Some of you may remember our plead for prayers during the big fighting last May. We told you that our good friend's wife, Linda, was in labor in the midst of having to be in the bush due to fighting. Many of you prayed fervently for Linda and for the baby. We are so happy to report that both Linda and their baby girl are doing well! Thank you for your prayers for this amazing family. We're so grateful for God's protection over them during such a scary time!

Please continue to keep Mundri, South Sudan and the Moru people in your prayers. Their resilience is amazing! Please pray God would continue to give their hearts hope and provide for their very felt needs. Thank you for loving the people of South Sudan along-side us!

Saturday, May 7, 2016

She Ate Beans!

The longer we live in new cultures, the more we enjoy learning new things about the intricacies each culture offers. It took me a while to learn that there is no word for "pregnant" in Moru or Juba Arabic. The word simply doesn't exist. However, we finally asked our Moru friends what they say when someone is pregnant and discovered this wonderful gem of a phrase :)...

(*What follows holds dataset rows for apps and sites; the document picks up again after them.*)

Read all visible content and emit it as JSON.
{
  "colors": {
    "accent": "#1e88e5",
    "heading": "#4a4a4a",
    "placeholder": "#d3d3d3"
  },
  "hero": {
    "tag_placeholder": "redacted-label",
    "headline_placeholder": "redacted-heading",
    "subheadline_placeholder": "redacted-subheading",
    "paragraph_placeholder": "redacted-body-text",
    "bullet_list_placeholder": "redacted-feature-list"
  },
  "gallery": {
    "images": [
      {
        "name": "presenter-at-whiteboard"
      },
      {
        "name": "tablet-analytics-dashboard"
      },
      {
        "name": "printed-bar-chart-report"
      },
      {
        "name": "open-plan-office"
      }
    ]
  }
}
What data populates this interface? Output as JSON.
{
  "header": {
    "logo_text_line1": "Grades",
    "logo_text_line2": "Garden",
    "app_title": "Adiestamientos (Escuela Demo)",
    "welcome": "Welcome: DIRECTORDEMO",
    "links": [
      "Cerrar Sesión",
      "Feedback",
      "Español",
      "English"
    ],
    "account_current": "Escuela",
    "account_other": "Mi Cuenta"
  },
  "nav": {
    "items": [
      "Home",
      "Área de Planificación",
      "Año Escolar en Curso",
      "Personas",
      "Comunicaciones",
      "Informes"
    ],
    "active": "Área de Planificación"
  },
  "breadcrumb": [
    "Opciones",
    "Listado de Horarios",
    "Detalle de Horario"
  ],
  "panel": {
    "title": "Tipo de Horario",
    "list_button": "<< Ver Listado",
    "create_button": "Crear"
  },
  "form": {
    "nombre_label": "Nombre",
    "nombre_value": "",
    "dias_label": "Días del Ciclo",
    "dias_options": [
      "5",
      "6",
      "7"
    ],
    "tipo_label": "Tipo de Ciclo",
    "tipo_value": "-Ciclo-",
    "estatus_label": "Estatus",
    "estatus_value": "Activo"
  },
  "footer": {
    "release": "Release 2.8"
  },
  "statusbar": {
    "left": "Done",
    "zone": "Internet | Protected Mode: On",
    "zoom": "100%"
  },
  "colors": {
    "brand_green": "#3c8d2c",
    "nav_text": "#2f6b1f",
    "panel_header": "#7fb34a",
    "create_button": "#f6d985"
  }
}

"Huwo akulu janjarro."

Directly translated (from Juba Arabic), it means: She ate beans.

Nope, I'm not joking.

If you want to tell someone that you are pregnant, you would say, "I ate beans" hehe. It still makes me giggle each time I say it.

In Moru you say a phrase you would say translates to: "Her stomach is heavy".

Although the phrase makes me laugh, the reason they use this phrase is quite sad. In this part of the world (this goes for women here in Uganda too), losing pregnancies is very common. Therefore, there are a lot of superstitions around why women lose babies in pregnancy. One is that if you talk about the baby before it is born, the "spirits" will kill it. Hence why they do not have a word for pregnancy in their languages. This leaves them to talk around what they are really trying to say- thus describing how the body looks instead of mentioning anything about a baby growing inside.

When Will was in Mundri last week (more about that in a future post), he greeted many of my friends for me. While doing so, he showed them by picture and told them, "Huwo akulu janjarro!". They all responded with great excitement about my "bean eating"!

So folks, this is what it looks like when you eat too many beans...
Theresa 30 weeks